In general, any malignancy affecting the pelvis — from either the primary cancer or the required treatment — can eventually lead to sexual dysfunction. Gynecologic, gastrointestinal, and urologic malignancies can cause problems. Quality of life is an important component of multimodal treatment for cancer. Moreover, sexual function, being a critical quality-of-life predictor, has become an integral factor of this evaluation.

Prostate cancer is the leading cancer diagnosis in men and the third most common cause of cancer-related death in men in the United States.[7] The lifetime risk of developing prostate cancer is 19% in the United States. Risk factors include older age, family history, race and ethnicity, and possibly dietary fat,[8] but the etiology of this cancer remains unknown. With the widespread use of prostate-specific antigen testing and digital rectal examination as screening tools, the incidence of prostate cancer in the United States has increased.

Bladder cancer, the fifth most common cancer in the United States,[7] typically presents as a superficial transitional cell carcinoma that is easily resectable endoscopically. However, local recurrence rates are high (66% at 5 years and 88% at 15 years), and between 10% to 30% progress to invasive cancer.[9,10] Therapeutic options include surgery, radiation, and chemotherapy, but muscle-invasive bladder cancer typically necessitates radical cystectomy with urinary diversion.[11]

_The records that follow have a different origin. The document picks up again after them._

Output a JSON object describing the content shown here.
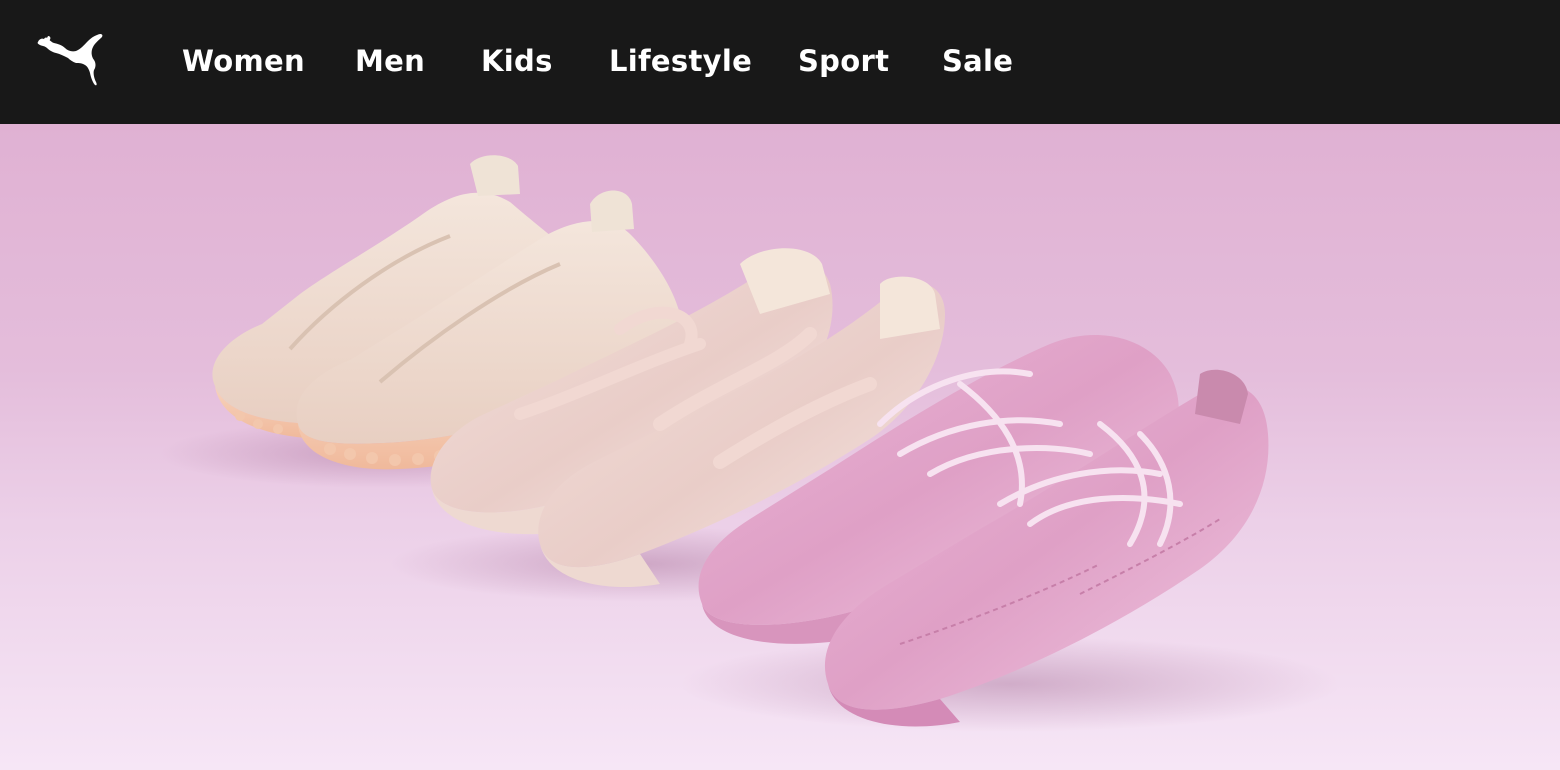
{
  "header": {
    "brand": "PUMA",
    "logo_icon": "puma-cat-logo-icon",
    "nav": [
      {
        "id": "women",
        "label": "Women"
      },
      {
        "id": "men",
        "label": "Men"
      },
      {
        "id": "kids",
        "label": "Kids"
      },
      {
        "id": "lifestyle",
        "label": "Lifestyle"
      },
      {
        "id": "sport",
        "label": "Sport"
      },
      {
        "id": "sale",
        "label": "Sale"
      }
    ]
  },
  "colors": {
    "header_bg": "#181818",
    "nav_text": "#ffffff",
    "hero_bg_top": "#e0b1d3",
    "hero_bg_bottom": "#f6e6f6"
  },
  "hero": {
    "image": "three pairs of pastel pink women's sneakers and ballet flats on a pink backdrop"
  }
}
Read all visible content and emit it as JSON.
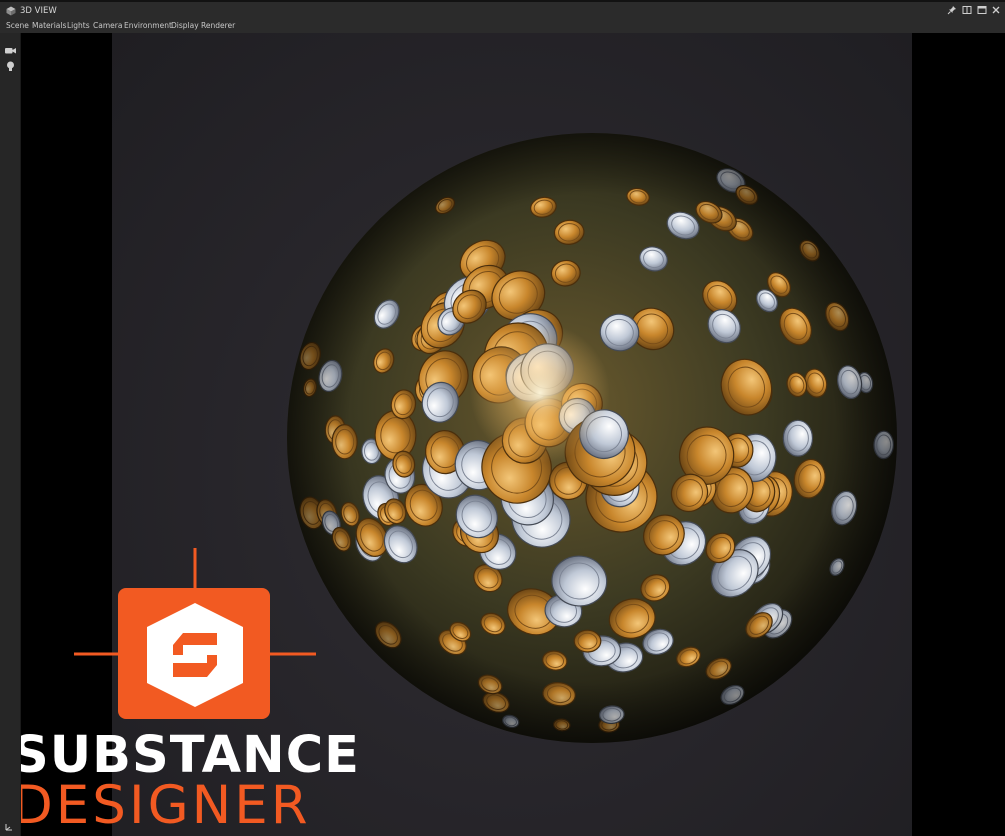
{
  "window": {
    "title": "3D VIEW",
    "controls": [
      {
        "name": "pin",
        "icon": "pin-icon"
      },
      {
        "name": "split",
        "icon": "split-view-icon"
      },
      {
        "name": "maximize",
        "icon": "maximize-icon"
      },
      {
        "name": "close",
        "icon": "close-icon"
      }
    ]
  },
  "menu": {
    "items": [
      "Scene",
      "Materials",
      "Lights",
      "Camera",
      "Environment",
      "Display",
      "Renderer"
    ]
  },
  "toolbar": {
    "buttons": [
      {
        "name": "camera",
        "icon": "video-camera-icon"
      },
      {
        "name": "light",
        "icon": "lightbulb-icon"
      }
    ]
  },
  "logo": {
    "line1": "SUBSTANCE",
    "line2": "DESIGNER",
    "accent_color": "#f25a22"
  },
  "colors": {
    "panel": "#2b2b2b",
    "background": "#000000",
    "viewport_bg": "#28262b",
    "gold": "#c8862c",
    "silver": "#c9d0db"
  }
}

This review describes changes in patients' sexual function after local surgical therapy for prostate or bladder cancer and discusses strategies to prevent or minimize sexual dysfunction in these patients.

Comments

3090D553-9492-4563-8681-AD288FA52ACE
Comments on Medscape are moderated and should be professional in tone and on topic. You must declare any conflicts of interest related to your comments and responses. Please see our Commenting Guide for further information. We reserve the right to remove posts at our sole discretion.
Post as:

processing....